While PAM solutions focus on a select group of privileged users, they often leave out the vast majority of regular users in an organization, creating a potential vulnerability. Secfense’s User Access Security Broker addresses this gap. Instead of focusing solely on the privileged few, Secfense offers protection to all users, ensuring that every account, regardless of its privilege level, is secured. This comprehensive approach ensures that while PAM solutions guard the “crown jewels” of an organization, Secfense acts as a protective shield for the broader user base. In essence, while PAM solutions are like specialized security for the vault in a bank, Secfense ensures that the entire bank, from the front door to the teller counters, is also secure. Combining both gives an organization a holistic security approach, covering its most privileged and regular users.
8. Mandate admins to sign in from trusted devices with phishing-resistant MFA
By ensuring that admins sign in only from managed devices, organizations can ensure that the devices used have the necessary security configurations and are free from malware or other threats. Implementing phishing-resistant MFA adds another layer of security, ensuring that even if credentials are stolen, they alone are not enough for access. Limiting access to trusted zones further ensures that even if attackers have the right credentials and device, they can’t access the system from just any location, adding another hurdle for potential attackers.
Secfense directly addresses the recommendation of mandating admin sign-ins from managed devices with enhanced security measures. Through its microauthorizations, Secfense enforces additional verification steps during sign-ins or specific actions, acting as a fortified multi-factor authentication. The Full Site Protection feature ensures that users, especially admins, can only authenticate from trusted networks, aligning with the principle of restricting access to trusted zones.
Secfense’s Answer to Help Desk MFA Bypass

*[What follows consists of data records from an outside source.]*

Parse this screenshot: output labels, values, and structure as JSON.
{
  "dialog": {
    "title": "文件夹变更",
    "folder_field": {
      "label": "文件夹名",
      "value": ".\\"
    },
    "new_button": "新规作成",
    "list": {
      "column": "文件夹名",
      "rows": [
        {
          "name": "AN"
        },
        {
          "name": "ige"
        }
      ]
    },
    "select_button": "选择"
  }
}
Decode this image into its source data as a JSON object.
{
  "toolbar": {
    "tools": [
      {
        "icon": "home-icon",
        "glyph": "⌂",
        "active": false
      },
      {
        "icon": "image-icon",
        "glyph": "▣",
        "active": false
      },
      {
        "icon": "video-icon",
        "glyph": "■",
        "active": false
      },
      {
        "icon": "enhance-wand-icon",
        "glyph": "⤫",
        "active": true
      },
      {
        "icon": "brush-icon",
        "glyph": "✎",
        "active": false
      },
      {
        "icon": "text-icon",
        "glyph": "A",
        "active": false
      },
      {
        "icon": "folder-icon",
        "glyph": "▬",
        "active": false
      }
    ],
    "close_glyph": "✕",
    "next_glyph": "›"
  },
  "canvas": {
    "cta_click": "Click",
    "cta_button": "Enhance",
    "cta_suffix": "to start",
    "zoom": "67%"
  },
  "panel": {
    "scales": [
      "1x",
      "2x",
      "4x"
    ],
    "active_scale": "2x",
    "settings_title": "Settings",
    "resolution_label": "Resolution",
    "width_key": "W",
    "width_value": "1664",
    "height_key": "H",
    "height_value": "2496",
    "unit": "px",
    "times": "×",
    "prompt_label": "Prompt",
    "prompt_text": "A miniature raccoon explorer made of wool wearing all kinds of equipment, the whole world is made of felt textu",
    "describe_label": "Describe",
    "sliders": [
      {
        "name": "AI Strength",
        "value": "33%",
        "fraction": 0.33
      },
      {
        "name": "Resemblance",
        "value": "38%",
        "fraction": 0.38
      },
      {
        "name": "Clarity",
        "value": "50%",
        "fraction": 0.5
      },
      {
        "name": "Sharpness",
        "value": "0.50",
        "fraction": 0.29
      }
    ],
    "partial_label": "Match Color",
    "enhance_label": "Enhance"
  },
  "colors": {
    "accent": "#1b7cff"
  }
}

Recent revelations from Okta have spotlighted a sophisticated social engineering tactic targeting IT help desks and super administrators. Attackers have been manipulating these desks to reset Multi-factor Authentication (MFA) for high-privileged users, particularly super administrator accounts. This breach has allowed them to impersonate users within organizations, compromising security. Okta has since provided a series of recommendations to counteract these threats. At Secfense, we’ve taken a keen interest in these recommendations and wish to demonstrate how our User Access Security Broker (UASB) can be a pivotal tool in implementing these security measures. By testing Secfense UASB, organizations can benefit from comprehensive MFA protection for their apps, introduce microauthorizations for an added layer of security, and enjoy full site protection that offers VPN functionalities without the associated costs. We also provide a checklist for a seamless transition to a passwordless environment. Dive in to understand how Secfense can fortify your organization’s defenses.